Thomas son of William RIDGE                                                             October 2nd

Thomas son of William BROUGH                                                        November 14th

 

1774

William son of Thomas BALL                                                               January 29th

Joseph son of John SWIFT                                                                     January 30th

George son of Edward DAWSON                                                          January 30th

John son of William TUNSTALL                                                           January [sic] 9th

Elizabeth daughter of William PROCTER                                           February 13th

Sarah daughter of William ADAMS                                                     August 25th

Thomas son of Thomas ADAMS                                                           December 24th

 

1775

Ruth HOWLEY daughter of Ann JONES                                              April 23rd

Elizabeth daughter of Richard ORAM                                                 June 6th

Sarah daughter of Thomas WOOD                                                      December 27th

Richard son of William BROUGH                                                         January [sic] 9th

Thomas son of William WARD                                                             December 31st

Sampson son of Thomas BARKER                                                        April 10th

Fanny daughter of Thomas WALTERS                                                April 17th

Frances daughter of Isaac ANDERSON                                               July 20th

 

1776

Susannah daughter of Thomas SHAW                                                January 9th

Elizabeth daughter of John SWIFT                                                       January 22nd

Frances daughter of Moses EDWARDS                                               February 6th

Richard son of Samuel WRIGHT                                                          February 13th

George son of Arthur LOCKETT                                                           May 6th

Susannah daughter of William PROCTOR                                          May 26th

John son of Richard BRYON                                                                   July 14th

Joseph and Mary son and daughter of John LOCKETT                    July 28th

Samuel son of Thomas BALL                                                                 July 28th

William son of John DENNIS                                                                 August 23rd

Sarah and Mary daughters of John GREEN                                        September 9th

 

 

Ward Graves in Hedon Road Cemetery, Hull

Gravestone 1: Robert, Ellen and James WARD

2016-09-18 12.24.49

In affectionate remembrance of JAMES son of Robert and Ellen WARD who departed this life June 7th 1876 aged 23 years

Blessed are the dead that die in the Lord

Also Robert WARD father of the above who died 21st May 1878 aged 61 years

They miss him most that knew him best.

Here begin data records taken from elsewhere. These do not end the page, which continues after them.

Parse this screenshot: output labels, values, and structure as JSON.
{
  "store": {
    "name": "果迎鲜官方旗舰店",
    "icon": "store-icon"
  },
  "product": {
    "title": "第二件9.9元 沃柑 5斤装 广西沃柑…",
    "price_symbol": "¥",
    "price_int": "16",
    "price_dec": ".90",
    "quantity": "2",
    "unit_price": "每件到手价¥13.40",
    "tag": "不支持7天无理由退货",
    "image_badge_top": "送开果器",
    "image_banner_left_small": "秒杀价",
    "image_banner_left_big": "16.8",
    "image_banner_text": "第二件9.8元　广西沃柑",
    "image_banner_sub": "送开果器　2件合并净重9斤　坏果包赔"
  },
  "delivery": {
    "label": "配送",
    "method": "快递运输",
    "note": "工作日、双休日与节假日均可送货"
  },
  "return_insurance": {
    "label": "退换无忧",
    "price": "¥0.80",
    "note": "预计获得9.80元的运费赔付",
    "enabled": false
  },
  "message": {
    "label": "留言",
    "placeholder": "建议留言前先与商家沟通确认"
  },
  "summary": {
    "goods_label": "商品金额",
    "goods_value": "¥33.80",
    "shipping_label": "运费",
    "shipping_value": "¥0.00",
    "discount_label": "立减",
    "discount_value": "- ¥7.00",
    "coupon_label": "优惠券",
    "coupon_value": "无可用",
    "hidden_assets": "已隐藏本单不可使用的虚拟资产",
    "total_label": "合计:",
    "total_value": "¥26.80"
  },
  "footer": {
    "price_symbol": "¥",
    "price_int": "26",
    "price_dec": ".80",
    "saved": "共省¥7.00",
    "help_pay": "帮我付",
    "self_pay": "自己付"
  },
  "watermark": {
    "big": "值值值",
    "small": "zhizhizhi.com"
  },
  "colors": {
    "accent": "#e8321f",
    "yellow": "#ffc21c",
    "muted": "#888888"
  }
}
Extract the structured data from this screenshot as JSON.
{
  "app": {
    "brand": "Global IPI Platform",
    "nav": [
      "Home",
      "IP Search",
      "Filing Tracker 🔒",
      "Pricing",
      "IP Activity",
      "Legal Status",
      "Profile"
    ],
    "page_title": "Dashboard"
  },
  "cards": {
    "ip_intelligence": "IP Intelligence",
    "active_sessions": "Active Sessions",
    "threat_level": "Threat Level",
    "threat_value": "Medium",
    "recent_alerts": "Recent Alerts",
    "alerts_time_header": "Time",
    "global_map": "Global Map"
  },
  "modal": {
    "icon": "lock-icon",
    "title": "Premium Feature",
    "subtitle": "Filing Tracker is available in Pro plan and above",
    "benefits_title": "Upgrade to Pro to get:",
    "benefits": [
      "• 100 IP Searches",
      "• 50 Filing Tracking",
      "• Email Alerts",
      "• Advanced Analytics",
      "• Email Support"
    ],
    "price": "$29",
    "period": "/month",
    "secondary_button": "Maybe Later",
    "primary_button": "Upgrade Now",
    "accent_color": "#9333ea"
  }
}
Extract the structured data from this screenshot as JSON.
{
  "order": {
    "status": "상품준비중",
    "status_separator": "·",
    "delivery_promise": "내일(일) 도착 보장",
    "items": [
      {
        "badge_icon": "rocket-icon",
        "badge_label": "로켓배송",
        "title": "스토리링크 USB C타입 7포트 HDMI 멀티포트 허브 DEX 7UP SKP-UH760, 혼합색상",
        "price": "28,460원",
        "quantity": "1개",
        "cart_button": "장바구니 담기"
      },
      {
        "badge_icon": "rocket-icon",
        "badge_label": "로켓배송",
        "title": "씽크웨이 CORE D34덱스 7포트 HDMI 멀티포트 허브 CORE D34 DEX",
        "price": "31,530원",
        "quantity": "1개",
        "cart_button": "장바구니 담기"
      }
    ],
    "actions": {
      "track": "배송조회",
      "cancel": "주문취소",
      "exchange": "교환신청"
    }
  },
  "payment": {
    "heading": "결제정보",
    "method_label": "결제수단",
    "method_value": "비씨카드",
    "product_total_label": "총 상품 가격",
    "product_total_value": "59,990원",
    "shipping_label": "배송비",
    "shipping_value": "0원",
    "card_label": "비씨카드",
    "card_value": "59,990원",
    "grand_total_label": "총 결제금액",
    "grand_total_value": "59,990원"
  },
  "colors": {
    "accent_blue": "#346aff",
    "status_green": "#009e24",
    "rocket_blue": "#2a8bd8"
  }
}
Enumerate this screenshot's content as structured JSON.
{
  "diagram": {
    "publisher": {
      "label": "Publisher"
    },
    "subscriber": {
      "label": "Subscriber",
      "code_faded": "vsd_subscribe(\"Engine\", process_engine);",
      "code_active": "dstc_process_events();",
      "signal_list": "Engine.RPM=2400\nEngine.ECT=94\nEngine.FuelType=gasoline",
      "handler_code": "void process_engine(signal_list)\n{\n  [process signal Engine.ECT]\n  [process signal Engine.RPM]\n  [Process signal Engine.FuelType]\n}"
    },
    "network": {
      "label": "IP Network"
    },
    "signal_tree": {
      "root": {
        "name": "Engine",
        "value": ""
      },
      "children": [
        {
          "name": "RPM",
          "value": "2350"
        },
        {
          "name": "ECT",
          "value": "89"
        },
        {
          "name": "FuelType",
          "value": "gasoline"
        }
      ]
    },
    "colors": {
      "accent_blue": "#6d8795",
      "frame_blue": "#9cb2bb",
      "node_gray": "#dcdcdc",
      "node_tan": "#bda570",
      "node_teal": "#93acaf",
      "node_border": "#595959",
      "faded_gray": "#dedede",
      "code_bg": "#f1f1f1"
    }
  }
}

He sleeps in Jesus.

Also of the above named Ellen WARD who died April 17th 1891 aged 74 yers

Gone but not forgotten.

 

Grave 2: Joseph and Eliza Rebecca WARD

2016-09-18 12.30.04

In affectionate remembrance of Joseph WARD who departed this life November 12th 1882 aged 74 years.

The winter of trouble is past, the storms of affliction are o’er, the struggle is ended at last, and sorrow and death are no more.

Also of Eliza Rebecca WARD wife of the above Joseph WARD who entered into rest May 28th 1900 aged 75 years.

Gravestone 3: William and Herbert WARD

2016-09-18 14.29.04

In memory of William WARD cab proprietor of this town who died 14 March 1882 aged 41.

And of Herbert WARD son of the above born Oct 14th 1866 died Oct 14th 1906 aged 40 years.